**DESCRIPTION OF THE TASK**: How many separate lines of the data contain "Total"? Give the count and nothing else.

**PROVIDED MATERIAL**:
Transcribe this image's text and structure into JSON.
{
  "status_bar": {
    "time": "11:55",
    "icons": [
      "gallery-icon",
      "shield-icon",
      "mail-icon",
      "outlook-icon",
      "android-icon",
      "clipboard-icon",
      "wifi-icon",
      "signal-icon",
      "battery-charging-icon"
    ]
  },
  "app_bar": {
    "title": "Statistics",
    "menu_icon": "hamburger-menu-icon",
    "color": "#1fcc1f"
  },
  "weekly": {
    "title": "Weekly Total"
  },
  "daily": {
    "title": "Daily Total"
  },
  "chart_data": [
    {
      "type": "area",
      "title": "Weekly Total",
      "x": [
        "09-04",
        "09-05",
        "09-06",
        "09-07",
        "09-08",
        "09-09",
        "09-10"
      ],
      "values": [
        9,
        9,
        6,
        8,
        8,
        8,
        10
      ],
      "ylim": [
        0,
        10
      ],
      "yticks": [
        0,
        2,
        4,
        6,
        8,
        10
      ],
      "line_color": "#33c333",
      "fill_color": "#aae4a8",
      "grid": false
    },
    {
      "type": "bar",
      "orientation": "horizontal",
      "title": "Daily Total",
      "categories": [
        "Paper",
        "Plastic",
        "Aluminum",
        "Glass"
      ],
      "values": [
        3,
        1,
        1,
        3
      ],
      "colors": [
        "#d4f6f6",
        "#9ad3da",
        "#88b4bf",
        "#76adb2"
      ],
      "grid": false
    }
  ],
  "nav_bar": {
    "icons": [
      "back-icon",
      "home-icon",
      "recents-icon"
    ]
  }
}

**ANSWER SECTION**: 4